Originally Posted by Mijin View Post
begbert2, I agreed with everything you've said in this thread, up to this point.

Because "free will" is actually defined in lots of ways, and is the root of the whole problem.

1. Mostly, people just define it in a very vague way that doesn't really mean anything e.g. "Could have chosen differently"

2. But others define it in a self-contradictory way. e.g. Implying that free will cannot be causally connected to the past, but that random events also don't count. So...a reasoned decision that cannot be based on any reasons (which would link it to the past).

3. Then finally of course you have the baggage of religion. Free will is often used as a defence against the problem of evil; God is not culpable in any way will.
This kind of free will is based on the listener being satisfied enough to not bother to think about what free will is, how decisions are made and how it therefore absolves God of responsibility. Any attempt to do so and it falls apart.

From my point of view it is so frustrating, because it will forever be considered as one of the great problems of philosophy. And yet, the whole problem is down to loose or self-contradictory definitions.
Every coherent definition for free will I have seen, free will either trivially does or does not exist, based on the definition, and there is no debate.
Yeah, pretty much. Though as you can tell from my rambling, there's a fair amount of interesting conversation possible discussing how or why reality does or does not meet the criteria for a given definition.

And I really do like these discussions as a result.

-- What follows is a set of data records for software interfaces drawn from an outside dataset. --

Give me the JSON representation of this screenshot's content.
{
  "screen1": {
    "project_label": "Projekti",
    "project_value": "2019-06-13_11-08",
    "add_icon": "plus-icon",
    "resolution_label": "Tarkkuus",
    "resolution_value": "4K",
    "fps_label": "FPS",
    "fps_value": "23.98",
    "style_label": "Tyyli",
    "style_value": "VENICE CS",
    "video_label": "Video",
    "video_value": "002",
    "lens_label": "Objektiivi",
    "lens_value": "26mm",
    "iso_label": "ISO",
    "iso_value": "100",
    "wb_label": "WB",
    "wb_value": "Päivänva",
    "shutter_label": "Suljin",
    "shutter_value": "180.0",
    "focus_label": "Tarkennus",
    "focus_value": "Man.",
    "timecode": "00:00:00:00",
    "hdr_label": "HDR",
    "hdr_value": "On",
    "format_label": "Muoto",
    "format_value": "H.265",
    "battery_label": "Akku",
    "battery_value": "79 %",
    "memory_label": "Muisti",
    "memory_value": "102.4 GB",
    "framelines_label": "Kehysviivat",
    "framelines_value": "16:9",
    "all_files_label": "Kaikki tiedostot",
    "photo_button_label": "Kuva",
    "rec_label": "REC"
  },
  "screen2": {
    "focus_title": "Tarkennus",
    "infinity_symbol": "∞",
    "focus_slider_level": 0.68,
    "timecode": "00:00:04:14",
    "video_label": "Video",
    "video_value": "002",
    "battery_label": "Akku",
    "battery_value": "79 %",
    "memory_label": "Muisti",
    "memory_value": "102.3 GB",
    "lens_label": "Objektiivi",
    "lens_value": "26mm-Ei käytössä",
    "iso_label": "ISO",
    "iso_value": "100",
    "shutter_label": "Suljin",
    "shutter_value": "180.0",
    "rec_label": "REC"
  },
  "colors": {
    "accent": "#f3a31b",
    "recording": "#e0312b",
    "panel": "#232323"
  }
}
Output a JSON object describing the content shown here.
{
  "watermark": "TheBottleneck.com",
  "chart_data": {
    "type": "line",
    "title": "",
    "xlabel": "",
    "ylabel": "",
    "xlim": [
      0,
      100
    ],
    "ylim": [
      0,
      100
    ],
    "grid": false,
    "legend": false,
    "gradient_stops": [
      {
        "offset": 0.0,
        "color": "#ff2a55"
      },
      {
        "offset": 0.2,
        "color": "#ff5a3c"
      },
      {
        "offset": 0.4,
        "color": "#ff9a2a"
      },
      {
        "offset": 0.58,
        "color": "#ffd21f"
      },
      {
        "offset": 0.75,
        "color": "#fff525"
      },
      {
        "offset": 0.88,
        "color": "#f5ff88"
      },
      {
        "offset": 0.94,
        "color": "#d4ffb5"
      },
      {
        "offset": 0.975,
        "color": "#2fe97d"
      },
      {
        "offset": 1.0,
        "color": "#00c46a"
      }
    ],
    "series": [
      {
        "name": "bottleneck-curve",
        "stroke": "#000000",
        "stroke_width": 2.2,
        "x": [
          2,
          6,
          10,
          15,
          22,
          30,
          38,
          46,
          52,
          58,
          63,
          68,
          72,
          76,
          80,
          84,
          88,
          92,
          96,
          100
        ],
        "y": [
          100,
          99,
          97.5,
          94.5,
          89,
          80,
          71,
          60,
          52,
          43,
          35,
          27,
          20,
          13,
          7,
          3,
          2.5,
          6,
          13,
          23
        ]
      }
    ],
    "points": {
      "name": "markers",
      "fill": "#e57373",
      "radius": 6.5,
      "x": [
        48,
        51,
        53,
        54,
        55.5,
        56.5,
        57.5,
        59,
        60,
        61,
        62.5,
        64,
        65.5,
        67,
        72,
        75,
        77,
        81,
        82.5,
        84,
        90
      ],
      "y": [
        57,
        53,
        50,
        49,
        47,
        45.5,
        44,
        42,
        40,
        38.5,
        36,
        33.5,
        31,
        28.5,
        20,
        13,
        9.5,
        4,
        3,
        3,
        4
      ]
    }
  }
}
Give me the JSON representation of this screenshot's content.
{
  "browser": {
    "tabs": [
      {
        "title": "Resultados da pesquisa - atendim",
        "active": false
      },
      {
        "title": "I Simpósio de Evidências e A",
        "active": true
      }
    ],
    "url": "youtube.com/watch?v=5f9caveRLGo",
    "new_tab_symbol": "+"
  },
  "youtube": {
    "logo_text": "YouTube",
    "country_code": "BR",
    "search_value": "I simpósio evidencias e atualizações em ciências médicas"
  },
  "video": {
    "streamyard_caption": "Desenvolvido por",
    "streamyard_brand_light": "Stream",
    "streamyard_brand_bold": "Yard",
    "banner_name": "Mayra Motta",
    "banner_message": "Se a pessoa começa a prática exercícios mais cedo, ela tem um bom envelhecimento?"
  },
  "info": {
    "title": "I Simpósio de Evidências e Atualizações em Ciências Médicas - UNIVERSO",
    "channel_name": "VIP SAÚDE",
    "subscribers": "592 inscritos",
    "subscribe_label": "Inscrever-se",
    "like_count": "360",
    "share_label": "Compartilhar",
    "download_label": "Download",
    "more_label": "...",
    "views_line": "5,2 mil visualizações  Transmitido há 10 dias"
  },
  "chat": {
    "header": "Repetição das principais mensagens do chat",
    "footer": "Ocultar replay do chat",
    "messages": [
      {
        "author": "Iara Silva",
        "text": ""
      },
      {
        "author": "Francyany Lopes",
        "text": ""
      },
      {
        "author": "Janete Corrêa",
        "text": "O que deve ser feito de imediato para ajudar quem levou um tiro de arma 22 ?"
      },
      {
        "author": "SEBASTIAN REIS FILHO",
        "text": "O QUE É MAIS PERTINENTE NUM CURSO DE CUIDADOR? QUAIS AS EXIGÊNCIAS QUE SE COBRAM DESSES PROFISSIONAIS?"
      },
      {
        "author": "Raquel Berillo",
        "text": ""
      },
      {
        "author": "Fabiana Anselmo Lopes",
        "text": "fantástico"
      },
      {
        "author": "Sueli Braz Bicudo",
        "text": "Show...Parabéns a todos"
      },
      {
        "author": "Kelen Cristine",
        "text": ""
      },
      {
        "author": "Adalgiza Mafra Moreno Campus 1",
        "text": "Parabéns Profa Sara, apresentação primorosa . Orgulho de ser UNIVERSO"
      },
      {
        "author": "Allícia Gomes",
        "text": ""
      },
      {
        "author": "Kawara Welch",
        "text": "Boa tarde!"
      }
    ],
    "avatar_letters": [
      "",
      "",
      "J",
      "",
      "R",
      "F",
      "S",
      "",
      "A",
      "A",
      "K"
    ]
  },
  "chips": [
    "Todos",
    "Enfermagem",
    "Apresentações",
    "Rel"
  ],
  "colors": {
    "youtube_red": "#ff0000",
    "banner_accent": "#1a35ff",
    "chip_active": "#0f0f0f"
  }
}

Though it is best when people can be at least somewhat on the same definitional page.